A Rajput (from Sanskrit raja-putra, “son of a king”) is a member of one of the patrilineal clans of western, central, northern India and some parts of Pakistan. They claim to be descendants of ruling Hindu warrior classes of North India. Rajputs rose to prominence during the 6th to 12th centuries. Until the 20th century, Rajputs ruled in the “overwhelming majority” of the princely states of Rajasthan and Surashtra, where the largest number of princely states were found.The Rajput population and the former Rajput states are found spread through much of the subcontinent, particularly in north, west and central India. Populations are found in Rajasthan, Saurashtra, Uttar Pradesh, Himachal Pradesh, Haryana, Jammu, Punjab, Uttarakhand, Madhya Pradesh and Bihar.
There are several major subdivisions of Rajputs, known as vansh or vamsha, the step below the super-division jati. These vansh delineate claimed descent from various sources, and the Rajput are generally considered to be divided into three primary vansh: Suryavanshi denotes descent from the solar deity Surya, Chandravanshi from the lunar deity Chandra, and Agnivanshi from the fire deity Agni. Lesser-noted vansh include Udayvanshi, Rajvanshi, and Rishivanshi. The histories of the various vanshs were later recorded in documents known as vanshaavaliis.

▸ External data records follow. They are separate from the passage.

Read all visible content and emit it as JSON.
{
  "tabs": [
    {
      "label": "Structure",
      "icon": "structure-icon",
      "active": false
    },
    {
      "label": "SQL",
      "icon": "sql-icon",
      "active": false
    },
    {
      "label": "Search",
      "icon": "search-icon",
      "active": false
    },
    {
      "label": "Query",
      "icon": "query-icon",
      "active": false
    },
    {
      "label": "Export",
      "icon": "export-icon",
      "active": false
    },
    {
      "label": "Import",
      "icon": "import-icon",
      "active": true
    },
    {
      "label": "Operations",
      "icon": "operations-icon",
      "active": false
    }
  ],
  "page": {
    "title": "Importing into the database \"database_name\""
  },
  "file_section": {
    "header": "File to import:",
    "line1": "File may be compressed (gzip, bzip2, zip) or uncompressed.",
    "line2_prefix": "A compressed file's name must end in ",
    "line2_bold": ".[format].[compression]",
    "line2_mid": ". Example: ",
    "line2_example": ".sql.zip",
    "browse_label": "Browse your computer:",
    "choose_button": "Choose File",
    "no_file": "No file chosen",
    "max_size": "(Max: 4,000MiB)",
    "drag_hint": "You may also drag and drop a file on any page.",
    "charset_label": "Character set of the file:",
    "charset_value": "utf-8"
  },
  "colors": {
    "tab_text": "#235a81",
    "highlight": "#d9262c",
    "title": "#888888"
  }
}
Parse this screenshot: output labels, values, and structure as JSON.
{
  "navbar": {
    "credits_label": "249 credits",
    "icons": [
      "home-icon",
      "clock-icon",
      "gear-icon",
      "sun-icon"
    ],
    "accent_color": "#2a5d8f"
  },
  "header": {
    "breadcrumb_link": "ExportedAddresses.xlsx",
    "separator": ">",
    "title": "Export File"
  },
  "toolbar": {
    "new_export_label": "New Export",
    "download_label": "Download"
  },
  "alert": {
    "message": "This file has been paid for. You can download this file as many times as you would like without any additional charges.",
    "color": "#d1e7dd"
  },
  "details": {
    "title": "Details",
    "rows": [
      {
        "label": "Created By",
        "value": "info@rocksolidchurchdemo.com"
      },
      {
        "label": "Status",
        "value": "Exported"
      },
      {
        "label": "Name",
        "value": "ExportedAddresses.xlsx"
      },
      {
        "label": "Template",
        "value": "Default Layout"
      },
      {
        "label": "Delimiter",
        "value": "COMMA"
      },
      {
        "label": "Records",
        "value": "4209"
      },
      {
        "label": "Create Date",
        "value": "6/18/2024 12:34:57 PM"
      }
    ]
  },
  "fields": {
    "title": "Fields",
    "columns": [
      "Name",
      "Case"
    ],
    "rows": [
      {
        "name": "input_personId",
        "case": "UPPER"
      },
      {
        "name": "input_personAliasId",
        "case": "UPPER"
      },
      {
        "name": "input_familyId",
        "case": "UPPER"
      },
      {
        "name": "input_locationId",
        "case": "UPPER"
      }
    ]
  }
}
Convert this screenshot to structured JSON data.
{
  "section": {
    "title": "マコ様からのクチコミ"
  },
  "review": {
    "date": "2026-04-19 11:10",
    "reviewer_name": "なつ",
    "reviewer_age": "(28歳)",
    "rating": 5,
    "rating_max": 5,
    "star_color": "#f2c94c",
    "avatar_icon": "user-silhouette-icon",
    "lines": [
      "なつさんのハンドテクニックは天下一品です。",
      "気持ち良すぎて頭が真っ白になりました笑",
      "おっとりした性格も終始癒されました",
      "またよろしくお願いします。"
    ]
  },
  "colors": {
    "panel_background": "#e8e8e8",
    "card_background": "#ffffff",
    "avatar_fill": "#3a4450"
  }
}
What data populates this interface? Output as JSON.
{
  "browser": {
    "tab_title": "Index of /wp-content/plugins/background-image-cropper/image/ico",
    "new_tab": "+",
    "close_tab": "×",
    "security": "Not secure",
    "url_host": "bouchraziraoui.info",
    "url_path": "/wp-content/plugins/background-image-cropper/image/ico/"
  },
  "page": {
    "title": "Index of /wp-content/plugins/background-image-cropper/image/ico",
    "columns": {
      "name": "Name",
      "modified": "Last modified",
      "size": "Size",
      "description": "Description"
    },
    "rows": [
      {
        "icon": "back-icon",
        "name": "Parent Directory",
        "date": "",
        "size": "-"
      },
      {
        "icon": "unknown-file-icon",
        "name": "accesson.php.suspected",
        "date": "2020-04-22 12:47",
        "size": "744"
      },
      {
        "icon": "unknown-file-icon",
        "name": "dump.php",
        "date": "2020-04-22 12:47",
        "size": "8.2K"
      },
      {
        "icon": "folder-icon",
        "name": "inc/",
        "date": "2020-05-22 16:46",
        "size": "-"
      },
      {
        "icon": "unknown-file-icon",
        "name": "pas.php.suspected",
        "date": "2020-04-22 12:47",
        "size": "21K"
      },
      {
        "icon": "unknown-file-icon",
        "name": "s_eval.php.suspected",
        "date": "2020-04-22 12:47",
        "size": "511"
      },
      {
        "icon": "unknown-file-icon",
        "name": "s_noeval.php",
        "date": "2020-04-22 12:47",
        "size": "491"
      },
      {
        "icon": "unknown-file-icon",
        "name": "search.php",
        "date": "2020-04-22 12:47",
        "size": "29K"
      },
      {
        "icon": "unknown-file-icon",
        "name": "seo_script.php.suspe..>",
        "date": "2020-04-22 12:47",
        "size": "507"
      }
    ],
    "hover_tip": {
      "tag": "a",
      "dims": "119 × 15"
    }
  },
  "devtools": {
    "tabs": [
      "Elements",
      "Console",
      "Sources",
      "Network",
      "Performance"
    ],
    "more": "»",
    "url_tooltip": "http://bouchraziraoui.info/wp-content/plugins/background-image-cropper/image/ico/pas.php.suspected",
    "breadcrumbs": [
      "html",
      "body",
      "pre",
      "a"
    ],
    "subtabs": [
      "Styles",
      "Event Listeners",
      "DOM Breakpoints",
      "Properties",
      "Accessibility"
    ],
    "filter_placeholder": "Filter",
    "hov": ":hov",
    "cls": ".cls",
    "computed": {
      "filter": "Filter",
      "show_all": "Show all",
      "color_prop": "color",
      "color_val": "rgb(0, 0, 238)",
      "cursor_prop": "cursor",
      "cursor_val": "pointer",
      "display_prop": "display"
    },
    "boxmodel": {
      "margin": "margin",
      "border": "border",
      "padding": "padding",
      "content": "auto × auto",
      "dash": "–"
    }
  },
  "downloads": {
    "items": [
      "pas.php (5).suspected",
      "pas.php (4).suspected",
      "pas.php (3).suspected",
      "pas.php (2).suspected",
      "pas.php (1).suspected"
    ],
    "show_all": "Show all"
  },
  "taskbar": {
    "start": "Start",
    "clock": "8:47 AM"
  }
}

Beneath the vansh division are smaller and smaller subdivisions: kul, shakh (“branch”), khamp or khanp (“twig”), and nak (“twig tip”). Marriages within a kul are generally disallowed (with some flexibility for kul-mates of different gotra lineages). The kul serves as primary identity for many of the Rajput clans, and each kul is protected by a family goddess, the kuldevi.
Rathores are a Suryavanshi Rajput clan. The clan traces its lineage back to Rama, the mythical hero of the Hindu epic Ramayana and through him back to the sun god Surya himself. Which is why the Rathores also call themselves Suryavanshi or family of the sun. The Rathores hail from the Marwar region of western Rajasthan and inhabit in the Idar state of Gujarat and also in Chhapra & Muzaffarpur district of Bihar in a very small number. From the story of the martial clan, the Rathores who ruled Marwar from Jodhpur till the merger of the Princely States with the Dominion of India in 1949, one must travel further back in time to the year 1194. It was in that year, thousands of miles away in eastern India that the Muslim invader, Shahabuddin Mohammed Ghori, defeated the mighty Jaichand of Kanauj. It was Jaichand's great-grandson, Sheoji, who rode out to Marwar in 1226, eager for fresh battlefields and glory all his own. And it is Sheoji's descendants who proudly bear the name, Rathore.
Naagnechi Mata , Nagana ( Barmer )